■ Provided material ■
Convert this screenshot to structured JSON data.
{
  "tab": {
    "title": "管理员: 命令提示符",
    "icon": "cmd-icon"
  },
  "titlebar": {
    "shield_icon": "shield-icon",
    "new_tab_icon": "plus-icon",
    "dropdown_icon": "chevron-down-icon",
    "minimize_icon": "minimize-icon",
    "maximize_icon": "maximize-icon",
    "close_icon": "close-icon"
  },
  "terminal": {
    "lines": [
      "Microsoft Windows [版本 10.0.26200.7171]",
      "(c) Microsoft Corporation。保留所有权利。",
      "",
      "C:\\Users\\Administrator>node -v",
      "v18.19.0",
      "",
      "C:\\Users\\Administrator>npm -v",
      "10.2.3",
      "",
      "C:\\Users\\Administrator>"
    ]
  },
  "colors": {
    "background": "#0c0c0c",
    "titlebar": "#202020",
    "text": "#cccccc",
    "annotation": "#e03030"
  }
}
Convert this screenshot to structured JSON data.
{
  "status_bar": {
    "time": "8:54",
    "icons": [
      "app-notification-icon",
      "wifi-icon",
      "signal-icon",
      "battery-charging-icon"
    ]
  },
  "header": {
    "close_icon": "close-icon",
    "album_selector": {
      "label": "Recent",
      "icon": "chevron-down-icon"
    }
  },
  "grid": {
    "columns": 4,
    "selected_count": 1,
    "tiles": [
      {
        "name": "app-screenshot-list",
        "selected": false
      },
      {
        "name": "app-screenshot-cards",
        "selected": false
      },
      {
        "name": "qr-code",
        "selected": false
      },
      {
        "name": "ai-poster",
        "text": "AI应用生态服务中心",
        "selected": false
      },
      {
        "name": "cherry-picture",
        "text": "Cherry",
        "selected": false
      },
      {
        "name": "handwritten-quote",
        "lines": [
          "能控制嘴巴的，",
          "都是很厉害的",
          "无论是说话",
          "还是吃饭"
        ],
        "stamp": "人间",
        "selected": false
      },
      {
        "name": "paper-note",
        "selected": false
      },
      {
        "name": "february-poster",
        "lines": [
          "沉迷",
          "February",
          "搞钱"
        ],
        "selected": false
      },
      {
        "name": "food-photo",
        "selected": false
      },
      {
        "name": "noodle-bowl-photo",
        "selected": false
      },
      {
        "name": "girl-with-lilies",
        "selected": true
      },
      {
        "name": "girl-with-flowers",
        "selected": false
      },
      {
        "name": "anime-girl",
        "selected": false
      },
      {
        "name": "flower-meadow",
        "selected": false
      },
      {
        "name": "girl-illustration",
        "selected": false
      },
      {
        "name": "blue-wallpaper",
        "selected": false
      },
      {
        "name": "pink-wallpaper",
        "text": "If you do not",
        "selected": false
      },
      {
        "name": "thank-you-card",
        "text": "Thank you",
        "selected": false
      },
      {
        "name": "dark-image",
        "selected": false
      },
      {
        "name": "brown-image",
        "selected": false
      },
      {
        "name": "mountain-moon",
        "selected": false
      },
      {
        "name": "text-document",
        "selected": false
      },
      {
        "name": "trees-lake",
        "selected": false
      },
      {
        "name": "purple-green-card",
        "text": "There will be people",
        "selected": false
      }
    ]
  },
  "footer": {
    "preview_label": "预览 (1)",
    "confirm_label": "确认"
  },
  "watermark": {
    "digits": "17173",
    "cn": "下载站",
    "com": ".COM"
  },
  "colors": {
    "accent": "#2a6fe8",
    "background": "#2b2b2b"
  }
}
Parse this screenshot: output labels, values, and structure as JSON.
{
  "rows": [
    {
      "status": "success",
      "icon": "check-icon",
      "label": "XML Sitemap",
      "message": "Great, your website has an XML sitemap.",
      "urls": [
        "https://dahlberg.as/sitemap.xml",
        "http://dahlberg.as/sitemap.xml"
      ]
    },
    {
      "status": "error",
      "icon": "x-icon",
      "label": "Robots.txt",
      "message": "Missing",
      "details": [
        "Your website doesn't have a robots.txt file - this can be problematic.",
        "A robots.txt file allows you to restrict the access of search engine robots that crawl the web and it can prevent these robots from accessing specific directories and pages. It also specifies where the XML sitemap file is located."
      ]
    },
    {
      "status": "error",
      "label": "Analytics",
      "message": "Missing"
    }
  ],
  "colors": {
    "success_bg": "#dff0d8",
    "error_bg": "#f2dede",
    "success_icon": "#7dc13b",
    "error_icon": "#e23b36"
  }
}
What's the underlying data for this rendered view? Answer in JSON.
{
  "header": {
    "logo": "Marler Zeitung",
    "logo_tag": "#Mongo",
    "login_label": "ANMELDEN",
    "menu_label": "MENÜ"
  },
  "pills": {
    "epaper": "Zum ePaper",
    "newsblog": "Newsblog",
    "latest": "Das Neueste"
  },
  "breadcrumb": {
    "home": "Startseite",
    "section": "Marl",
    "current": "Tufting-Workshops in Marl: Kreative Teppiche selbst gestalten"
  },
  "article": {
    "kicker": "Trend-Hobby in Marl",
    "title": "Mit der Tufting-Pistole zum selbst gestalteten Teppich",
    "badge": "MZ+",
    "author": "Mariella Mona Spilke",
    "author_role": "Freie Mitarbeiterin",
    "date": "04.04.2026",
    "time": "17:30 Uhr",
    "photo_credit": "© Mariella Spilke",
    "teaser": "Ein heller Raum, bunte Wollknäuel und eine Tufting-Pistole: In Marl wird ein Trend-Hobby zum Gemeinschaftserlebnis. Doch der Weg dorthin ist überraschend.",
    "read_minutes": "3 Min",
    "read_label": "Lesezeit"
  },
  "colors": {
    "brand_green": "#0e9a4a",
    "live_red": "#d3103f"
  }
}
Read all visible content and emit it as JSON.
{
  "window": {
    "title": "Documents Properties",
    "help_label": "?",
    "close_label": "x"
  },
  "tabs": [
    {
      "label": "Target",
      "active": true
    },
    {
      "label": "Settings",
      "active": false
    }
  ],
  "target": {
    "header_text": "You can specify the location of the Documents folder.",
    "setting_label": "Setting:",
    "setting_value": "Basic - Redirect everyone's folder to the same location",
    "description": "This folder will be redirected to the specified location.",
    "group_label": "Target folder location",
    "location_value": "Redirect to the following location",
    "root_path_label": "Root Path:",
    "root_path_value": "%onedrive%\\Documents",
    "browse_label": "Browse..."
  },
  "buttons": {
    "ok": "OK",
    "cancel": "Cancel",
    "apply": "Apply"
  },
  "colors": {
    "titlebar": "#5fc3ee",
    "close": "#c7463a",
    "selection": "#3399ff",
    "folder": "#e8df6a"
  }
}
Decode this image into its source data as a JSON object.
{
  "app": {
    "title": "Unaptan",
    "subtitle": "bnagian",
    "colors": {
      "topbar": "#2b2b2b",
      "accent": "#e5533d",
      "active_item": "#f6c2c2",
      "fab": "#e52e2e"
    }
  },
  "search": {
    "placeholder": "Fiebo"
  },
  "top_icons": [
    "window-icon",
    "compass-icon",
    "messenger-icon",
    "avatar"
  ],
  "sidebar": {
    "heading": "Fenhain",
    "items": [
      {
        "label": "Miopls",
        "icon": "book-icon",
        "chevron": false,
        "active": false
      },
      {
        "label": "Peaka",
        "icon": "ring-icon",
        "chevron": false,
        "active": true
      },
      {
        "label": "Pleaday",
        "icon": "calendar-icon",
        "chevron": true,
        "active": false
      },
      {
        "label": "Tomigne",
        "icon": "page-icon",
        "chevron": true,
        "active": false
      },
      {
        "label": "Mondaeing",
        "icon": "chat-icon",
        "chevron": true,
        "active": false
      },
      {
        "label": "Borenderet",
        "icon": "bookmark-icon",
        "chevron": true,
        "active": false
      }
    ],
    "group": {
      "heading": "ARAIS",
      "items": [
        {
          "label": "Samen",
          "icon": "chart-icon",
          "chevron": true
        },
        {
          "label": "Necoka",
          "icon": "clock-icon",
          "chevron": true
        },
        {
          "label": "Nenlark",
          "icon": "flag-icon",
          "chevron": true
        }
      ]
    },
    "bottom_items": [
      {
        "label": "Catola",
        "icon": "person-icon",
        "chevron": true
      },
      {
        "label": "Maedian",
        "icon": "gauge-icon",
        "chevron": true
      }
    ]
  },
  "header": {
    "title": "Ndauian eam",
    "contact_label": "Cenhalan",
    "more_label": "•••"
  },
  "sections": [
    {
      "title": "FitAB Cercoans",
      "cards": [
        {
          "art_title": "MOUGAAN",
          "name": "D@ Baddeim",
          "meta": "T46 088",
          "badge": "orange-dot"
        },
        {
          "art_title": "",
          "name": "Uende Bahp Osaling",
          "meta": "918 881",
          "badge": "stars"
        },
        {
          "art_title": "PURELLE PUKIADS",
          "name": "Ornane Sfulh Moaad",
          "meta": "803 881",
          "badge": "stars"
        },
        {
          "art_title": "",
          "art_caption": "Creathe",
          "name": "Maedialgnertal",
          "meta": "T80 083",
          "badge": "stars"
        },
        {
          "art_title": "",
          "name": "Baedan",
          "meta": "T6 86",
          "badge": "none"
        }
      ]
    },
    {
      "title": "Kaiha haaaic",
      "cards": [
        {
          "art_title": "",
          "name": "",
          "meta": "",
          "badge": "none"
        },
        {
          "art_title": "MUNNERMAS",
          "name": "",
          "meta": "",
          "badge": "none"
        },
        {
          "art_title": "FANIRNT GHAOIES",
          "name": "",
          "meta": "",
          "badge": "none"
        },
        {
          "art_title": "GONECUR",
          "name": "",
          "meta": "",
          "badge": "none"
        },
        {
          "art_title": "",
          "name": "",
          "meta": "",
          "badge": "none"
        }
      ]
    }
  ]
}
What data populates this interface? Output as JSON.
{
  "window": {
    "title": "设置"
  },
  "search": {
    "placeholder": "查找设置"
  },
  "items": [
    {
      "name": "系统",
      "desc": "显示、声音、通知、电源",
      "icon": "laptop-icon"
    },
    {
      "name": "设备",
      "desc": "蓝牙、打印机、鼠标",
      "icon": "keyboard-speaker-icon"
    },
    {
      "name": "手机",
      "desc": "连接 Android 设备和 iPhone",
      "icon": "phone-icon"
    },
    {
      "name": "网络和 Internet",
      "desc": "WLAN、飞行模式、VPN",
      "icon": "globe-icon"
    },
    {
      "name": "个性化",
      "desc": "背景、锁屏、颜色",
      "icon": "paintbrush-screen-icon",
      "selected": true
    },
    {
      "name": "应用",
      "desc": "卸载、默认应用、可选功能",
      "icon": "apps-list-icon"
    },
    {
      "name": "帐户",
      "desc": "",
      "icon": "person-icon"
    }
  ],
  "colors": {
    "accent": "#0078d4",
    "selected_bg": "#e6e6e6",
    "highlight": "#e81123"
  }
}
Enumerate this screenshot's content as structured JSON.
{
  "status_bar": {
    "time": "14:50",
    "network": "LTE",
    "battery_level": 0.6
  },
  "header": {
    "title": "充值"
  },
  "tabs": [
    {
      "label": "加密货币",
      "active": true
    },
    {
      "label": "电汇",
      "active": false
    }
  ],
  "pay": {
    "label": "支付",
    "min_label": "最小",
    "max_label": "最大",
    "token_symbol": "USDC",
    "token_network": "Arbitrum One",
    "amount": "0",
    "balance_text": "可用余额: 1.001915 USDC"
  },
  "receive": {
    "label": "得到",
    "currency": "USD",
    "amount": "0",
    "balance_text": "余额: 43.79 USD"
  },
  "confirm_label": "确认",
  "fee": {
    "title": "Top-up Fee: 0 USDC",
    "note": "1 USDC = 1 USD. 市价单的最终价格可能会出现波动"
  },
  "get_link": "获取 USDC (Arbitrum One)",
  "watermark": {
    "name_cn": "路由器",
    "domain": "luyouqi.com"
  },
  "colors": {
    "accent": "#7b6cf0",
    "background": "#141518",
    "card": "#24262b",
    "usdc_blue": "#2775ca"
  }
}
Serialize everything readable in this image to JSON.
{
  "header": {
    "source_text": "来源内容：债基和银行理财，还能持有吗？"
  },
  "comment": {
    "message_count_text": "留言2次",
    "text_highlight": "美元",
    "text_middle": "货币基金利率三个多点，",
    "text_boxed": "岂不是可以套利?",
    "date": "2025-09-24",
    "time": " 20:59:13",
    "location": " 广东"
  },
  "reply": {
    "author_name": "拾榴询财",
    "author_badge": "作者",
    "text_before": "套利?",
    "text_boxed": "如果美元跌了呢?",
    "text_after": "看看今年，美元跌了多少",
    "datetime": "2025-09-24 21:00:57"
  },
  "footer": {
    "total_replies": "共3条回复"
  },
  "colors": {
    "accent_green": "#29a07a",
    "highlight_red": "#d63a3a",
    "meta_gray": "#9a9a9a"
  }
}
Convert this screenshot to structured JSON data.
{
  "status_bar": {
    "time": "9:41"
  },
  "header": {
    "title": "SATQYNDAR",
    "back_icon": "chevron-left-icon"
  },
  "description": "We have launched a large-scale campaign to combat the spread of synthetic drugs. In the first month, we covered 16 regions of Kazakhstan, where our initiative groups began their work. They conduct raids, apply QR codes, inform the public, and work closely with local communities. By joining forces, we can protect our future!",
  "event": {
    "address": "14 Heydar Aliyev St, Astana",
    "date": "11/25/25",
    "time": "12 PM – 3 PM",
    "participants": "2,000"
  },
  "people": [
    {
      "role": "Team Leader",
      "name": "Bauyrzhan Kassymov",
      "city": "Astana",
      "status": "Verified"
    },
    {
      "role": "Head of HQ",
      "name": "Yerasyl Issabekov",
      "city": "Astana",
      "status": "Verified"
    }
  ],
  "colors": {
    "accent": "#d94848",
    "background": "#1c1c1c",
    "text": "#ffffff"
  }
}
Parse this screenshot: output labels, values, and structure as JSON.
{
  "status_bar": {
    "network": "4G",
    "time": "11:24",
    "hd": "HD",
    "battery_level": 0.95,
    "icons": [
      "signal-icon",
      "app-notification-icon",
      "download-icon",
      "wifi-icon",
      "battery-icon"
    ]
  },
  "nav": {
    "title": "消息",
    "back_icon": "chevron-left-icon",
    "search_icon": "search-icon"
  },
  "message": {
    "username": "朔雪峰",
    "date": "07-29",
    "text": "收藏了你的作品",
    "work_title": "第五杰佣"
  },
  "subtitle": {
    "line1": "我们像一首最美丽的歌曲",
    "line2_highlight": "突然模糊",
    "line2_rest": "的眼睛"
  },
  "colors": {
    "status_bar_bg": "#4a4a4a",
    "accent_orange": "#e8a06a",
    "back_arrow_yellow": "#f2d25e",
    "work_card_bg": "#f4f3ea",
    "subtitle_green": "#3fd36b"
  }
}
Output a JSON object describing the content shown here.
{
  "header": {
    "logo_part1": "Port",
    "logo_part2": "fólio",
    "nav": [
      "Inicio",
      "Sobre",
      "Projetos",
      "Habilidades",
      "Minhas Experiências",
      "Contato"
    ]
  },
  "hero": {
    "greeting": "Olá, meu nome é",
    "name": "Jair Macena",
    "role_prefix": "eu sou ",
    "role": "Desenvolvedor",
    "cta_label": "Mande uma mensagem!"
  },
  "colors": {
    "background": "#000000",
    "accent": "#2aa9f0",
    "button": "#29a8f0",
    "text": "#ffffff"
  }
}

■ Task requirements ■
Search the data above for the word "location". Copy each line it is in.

■ Reply ■
    "header_text": "You can specify the location of the Documents folder.",
    "setting_value": "Basic - Redirect everyone's folder to the same location",
    "description": "This folder will be redirected to the specified location.",
    "group_label": "Target folder location",
    "location_value": "Redirect to the following location",
    "location": " 广东"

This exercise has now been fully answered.